Suburbia Mexicana, Cause and Effect
June 3 - 27, 2010
In recent years, photographer Alejandro Cartagena has chronicled the vast and rapid growth of nine cities in the metropolitan area of Monterrey, Mexico. Encouraged by the Mexican government, housing developers there have taken advantage of the cheapest land available to construct new housing to be sold to lower- and middle-income families. More than 300,000 new homes have been built in this region since 2001. Evoking traditions established by the New Topographics photographers of the 1970s and 1980s, Cartagena has followed this complex story of unhampered sprawl in a compelling series of rich color photographs.
Suburbia Mexicana, Cause and Effect is comprised of five distinct parts: "Lost Rivers," "Urban Holes," "Fragmented City," "An Other Distance," and "People of Suburbia." When seen together, Cartagena's images create a visual narrative of dramatic, wide-scale urban transformation. He documents the finished, vacant developments waiting to be inhabited, the older, deserted neighborhoods left behind, as well as the environmental impact of nearby rivers drying to trickle to support growing populations. Through a combination of traditional landscape, abstract formalism, and documentary motifs, Cartagena invites the viewer into a montage of contemporary Mexican suburbia that is at once informative and beautiful.
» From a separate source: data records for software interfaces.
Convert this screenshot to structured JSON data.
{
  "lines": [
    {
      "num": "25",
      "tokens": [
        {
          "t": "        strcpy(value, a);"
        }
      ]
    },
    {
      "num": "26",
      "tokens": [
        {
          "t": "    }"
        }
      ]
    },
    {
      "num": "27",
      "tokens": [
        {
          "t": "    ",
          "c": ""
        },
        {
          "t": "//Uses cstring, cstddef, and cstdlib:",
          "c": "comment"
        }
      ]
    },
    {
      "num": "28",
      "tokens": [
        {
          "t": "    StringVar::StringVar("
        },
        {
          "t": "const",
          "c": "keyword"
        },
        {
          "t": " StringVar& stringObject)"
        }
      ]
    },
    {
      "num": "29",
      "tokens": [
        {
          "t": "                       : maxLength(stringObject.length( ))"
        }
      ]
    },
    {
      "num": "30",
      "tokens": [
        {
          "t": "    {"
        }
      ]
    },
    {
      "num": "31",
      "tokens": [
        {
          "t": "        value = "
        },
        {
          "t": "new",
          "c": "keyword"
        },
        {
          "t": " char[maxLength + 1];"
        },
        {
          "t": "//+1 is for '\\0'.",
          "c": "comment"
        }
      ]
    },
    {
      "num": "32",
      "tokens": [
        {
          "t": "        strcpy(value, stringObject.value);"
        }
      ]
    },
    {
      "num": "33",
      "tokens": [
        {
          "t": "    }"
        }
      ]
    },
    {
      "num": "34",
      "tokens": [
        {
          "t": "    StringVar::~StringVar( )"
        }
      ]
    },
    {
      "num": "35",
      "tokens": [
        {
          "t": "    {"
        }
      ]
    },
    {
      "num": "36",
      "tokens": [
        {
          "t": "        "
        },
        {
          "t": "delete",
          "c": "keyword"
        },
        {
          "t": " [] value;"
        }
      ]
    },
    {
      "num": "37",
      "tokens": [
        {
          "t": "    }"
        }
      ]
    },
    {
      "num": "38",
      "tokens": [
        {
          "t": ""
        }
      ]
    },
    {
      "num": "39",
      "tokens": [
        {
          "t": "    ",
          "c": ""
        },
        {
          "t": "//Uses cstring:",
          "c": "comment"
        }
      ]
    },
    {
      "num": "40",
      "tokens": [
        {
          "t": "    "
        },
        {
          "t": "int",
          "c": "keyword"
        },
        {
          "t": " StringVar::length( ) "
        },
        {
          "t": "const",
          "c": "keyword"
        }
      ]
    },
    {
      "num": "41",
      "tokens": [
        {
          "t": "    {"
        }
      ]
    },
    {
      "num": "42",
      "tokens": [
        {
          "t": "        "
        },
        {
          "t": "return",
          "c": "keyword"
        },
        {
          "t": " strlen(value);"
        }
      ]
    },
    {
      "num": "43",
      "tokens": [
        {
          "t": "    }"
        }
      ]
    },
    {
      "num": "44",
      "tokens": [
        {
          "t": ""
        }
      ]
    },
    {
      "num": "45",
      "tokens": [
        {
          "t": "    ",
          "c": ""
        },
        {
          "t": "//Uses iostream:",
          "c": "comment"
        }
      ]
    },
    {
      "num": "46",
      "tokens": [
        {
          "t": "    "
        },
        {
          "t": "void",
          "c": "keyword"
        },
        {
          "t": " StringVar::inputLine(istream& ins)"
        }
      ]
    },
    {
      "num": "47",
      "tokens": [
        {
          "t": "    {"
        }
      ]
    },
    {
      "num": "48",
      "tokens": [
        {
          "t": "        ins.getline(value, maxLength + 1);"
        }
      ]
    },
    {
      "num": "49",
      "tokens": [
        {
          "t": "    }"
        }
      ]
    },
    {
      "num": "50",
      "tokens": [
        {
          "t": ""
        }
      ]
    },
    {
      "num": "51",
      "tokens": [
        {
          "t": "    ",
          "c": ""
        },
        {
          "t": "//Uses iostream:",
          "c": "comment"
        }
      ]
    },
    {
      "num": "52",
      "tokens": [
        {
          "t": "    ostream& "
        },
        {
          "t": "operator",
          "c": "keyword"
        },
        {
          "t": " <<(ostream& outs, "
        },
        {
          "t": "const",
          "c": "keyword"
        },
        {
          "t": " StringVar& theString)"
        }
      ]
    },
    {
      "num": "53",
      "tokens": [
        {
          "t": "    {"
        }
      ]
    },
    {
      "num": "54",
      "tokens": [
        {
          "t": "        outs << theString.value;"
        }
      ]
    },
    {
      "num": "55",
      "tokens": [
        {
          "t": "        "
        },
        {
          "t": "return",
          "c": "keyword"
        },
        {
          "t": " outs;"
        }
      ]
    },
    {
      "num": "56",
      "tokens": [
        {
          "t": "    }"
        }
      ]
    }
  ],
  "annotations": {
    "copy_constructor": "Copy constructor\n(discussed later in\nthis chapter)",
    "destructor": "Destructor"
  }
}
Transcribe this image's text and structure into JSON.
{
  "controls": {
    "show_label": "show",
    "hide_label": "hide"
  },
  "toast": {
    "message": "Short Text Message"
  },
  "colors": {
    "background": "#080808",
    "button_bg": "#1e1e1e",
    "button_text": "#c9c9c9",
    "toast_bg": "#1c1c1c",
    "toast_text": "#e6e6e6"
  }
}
Born in the Dominican Republic in 1977, Alejandro Cartagena lives and works in Monterrey, Mexico, He currently teaches photography at the Universidad Autonoma de Nuevo Leon, where he received his Master's Degree in Visual Arts. Cartagena was recently named one of PDN´s 30 emerging photographers, and received Photolucida's 2009 Critical Mass book award. In 2009, Cartagena was a finalist for the Aperture Portfolio Prize, selected as an "International Discovery" at the Houston FOTOFEST, a Hey Hot Shot Finalist, and a featured artist at the Lishui International Photography Festival in Lishui, China. His work has been exhibited and published internationally and is part of public and private collections in the US, Mexico, Brazil, and Italy.